ABOUT THIS EXERCISE ▸
Determine how many lines below contain the string "selected" and give that number without anything else.
□ □ □
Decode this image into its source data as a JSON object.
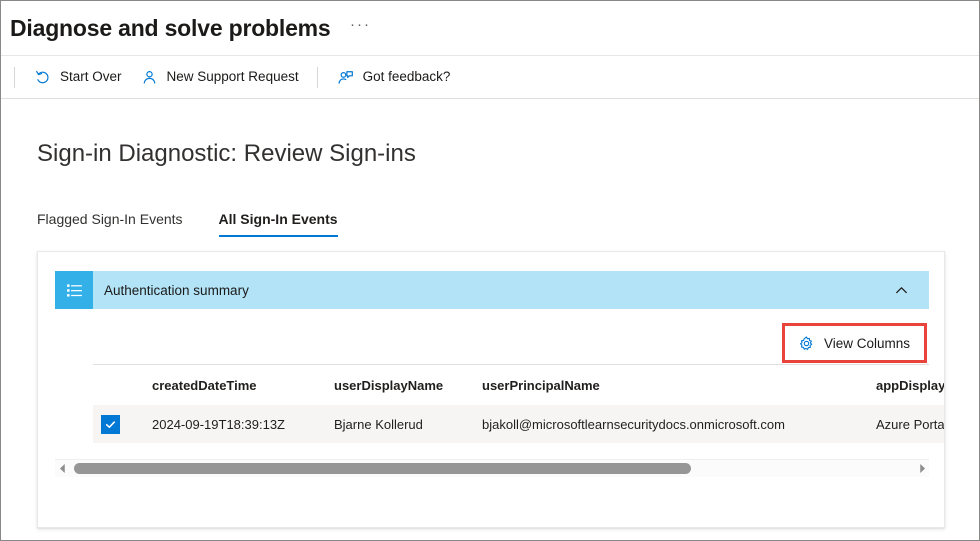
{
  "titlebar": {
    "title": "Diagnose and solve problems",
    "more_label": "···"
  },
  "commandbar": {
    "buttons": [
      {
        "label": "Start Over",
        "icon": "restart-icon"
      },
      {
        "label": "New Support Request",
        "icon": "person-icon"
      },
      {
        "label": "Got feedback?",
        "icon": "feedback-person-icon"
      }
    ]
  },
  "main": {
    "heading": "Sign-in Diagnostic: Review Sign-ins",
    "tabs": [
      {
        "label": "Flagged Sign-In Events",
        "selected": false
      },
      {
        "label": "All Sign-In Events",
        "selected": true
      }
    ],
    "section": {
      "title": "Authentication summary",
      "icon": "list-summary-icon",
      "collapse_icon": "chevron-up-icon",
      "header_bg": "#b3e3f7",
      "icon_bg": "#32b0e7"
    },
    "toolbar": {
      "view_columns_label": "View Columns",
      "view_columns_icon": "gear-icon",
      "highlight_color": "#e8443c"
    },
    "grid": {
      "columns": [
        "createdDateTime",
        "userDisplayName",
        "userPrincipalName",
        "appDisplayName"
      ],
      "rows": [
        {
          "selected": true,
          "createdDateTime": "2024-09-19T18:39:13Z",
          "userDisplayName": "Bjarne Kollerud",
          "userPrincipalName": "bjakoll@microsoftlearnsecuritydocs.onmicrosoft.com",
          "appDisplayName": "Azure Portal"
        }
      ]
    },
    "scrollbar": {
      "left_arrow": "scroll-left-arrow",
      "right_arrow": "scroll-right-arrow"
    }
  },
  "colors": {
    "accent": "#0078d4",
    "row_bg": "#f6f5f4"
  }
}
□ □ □
RESULT BELOW ▸
3